The Ethiopian National Defense Forces (ENDF) is wrapping up preparations to press charges against its military personnel and the protestant pastor ‘prophet’ Eyu Chufa, who displays army men taking part in healing sessions wearing their military uniforms.
The Defense Forces Communication Director, Colonel Getnet Adane, has said that Eyu Chufa will face charges for ruining the defense force's reputation for his own self-interest.
Lately, Eyu released a video that shows military personnel of the ENDF with their uniforms & his companions performing a service at Christ Army International Church. In the video, two military personnel, claiming that he came from Guji, Oromia, told him that he decided to commit suicide. Ayu claimed that he performed a miracle to the military personnel by repeatedly leaning them back on the floor.
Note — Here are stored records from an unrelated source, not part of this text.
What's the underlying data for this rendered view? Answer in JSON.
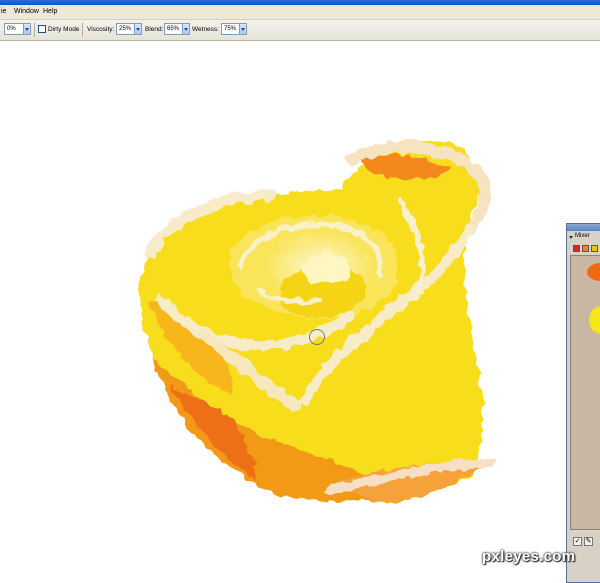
{
  "menu": {
    "items": [
      "ie",
      "Window",
      "Help"
    ]
  },
  "options": {
    "first_value": "0%",
    "dirty_mode_label": "Dirty Mode",
    "dirty_mode_checked": false,
    "viscosity_label": "Viscosity:",
    "viscosity_value": "25%",
    "blend_label": "Blend:",
    "blend_value": "65%",
    "wetness_label": "Wetness:",
    "wetness_value": "75%"
  },
  "mixer": {
    "title": "Mixer",
    "swatches": [
      "#d9262a",
      "#e58b1d",
      "#e8c21f",
      "#f2e31a"
    ],
    "paints": [
      "#f26a10",
      "#f5e61a"
    ]
  },
  "colors": {
    "rose_yellow": "#f5dd1c",
    "rose_orange": "#f07d14",
    "rose_cream": "#f8ecc8",
    "toolbar_bg": "#ece9d8"
  },
  "watermark": "pxleyes.com"
}
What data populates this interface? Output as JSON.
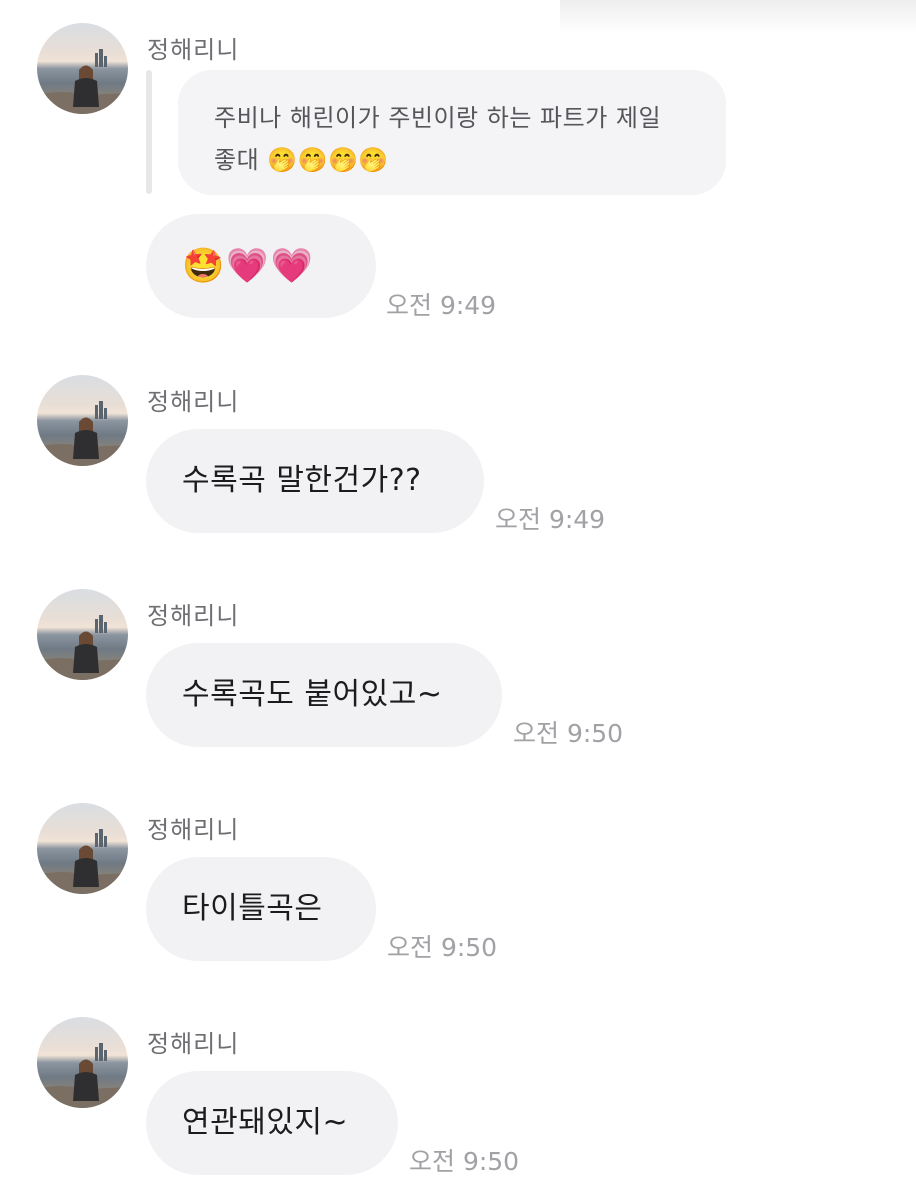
{
  "chat": {
    "messages": [
      {
        "sender": "정해리니",
        "reply_quote": "주비나 해린이가 주빈이랑 하는 파트가 제일 좋대 🤭🤭🤭🤭",
        "text": "🤩💗💗",
        "time": "오전 9:49"
      },
      {
        "sender": "정해리니",
        "text": "수록곡 말한건가??",
        "time": "오전 9:49"
      },
      {
        "sender": "정해리니",
        "text": "수록곡도 붙어있고~",
        "time": "오전 9:50"
      },
      {
        "sender": "정해리니",
        "text": "타이틀곡은",
        "time": "오전 9:50"
      },
      {
        "sender": "정해리니",
        "text": "연관돼있지~",
        "time": "오전 9:50"
      }
    ]
  }
}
Finally, he told them to stand up because they’re free.
According to Colonel Getnet, any military personnel with any religion is strictly forbidden to perform such activities with their uniform on. He said that “corrective measures were taken on those who did such activities before.” He did not specify what the corrective measures were.
“The ENDF military police crime investigation unit arrested the two military personnel, and their alleged case will be bestowed at the military court,” said ENDF.
Colonel Getnet requested public information if someone sees any military personnel engaged in such activities with their uniforms on so that they will be held accountable.
Addis Zeybe’s trial to reach ‘Prophet’ Eyu Chufa on the matter was not successful.
Freedom of religion is provided by the constitution of 1995, and freedom of worship had also been guaranteed by the 1930 and 1955 Constitutions of Ethiopia.
In Ethiopia, Religious group applicants must have at least 50 individuals for registration as a religious entity, and 15 for registration as a ministry or association; the rights and privileges are the same for each category.
The government policy prohibits religious services inside public institutions, per the constitutionally required separation of religion and state.